A lottery is a type of gambling game that involves a draw for prizes, such as money or goods. Some lotteries are conducted by government agencies, while others are private. Lottery games are popular in many countries and are a common way to raise funds for public projects. Some lotteries are even used to award subsidized housing units or kindergarten placements. However, some people are drawn to the idea of winning big amounts of cash through a lottery, and this can lead to addiction and other problems. It is important to understand the risks involved in lottery before playing.
There are a number of strategies that can help you increase your chances of winning the lottery, such as choosing numbers that are not close together. This will reduce the odds that someone else also chooses those numbers. In addition, you should try to avoid numbers that have sentimental value, like birthdays. Instead, try to use numbers that start with the same letter as your name or those of friends and family members. This can improve your chance of winning by a small percentage.

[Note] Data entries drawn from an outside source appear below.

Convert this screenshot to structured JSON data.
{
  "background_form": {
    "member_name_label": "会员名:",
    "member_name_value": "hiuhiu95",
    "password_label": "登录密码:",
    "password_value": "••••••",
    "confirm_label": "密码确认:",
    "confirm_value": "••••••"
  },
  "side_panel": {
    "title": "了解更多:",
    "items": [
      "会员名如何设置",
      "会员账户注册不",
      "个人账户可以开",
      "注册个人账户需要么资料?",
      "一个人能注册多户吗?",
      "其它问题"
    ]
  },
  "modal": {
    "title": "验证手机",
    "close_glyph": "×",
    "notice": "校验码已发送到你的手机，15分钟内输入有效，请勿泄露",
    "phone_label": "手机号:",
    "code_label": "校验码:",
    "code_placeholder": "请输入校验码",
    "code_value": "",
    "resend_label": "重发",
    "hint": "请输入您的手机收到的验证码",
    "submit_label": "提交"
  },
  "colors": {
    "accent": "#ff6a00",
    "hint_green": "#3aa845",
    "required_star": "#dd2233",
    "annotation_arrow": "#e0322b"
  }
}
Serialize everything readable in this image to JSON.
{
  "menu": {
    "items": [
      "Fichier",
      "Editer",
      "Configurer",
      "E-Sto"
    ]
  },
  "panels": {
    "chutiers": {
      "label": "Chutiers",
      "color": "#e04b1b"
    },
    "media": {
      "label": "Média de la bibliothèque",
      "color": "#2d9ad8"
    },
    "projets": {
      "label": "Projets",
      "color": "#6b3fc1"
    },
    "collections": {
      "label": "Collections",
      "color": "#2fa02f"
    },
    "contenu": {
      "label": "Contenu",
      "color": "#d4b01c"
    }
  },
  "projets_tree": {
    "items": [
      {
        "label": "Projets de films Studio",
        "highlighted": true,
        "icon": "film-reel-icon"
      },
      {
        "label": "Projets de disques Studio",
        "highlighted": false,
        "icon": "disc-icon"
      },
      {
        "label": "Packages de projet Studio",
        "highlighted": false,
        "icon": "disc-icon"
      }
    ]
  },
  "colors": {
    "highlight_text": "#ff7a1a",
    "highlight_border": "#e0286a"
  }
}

While there are some people who are able to win the lottery, most do not. This is because there are some hidden costs involved in playing the lottery that can make you spend more than you earn. For example, if you are lucky enough to win the lottery, you will need to pay taxes on your winnings and it is possible that you may run into debt. It is therefore important to plan your budget carefully and stick to it.
In the early 20th century, lotteries became a popular form of public fundraising for charitable and educational purposes. During this period, a great deal of research was done to determine the best ways to organize a lottery. Many organizations that offered lotteries had a good track record of success and were able to generate substantial profits. Some of these organizations included Harvard, Dartmouth, Yale, King’s College (now Columbia), and William and Mary.
The word “lottery” is thought to come from the Middle Dutch word “lotje” which means “action of drawing lots.” The first known public lotteries were held in the Low Countries in the 15th century. They were held to raise money for town fortifications and to help the poor. The oldest lottery records are in the cities of Ghent, Bruges, and Lieden.
While it is true that there is an inextricable human impulse to play the lottery, we must remember that the chances of winning are very slim and the likelihood of being struck by lightning is much higher. In addition, the high tax rates and other financial obligations that often accompany a lottery victory can devastate an individual’s quality of life. Rather than buying lottery tickets, people should invest their money in education, savings, and paying off debt. This will allow them to lead a more fulfilling life. In addition, it is generally advisable that a portion of any wealth acquired should be donated to charity.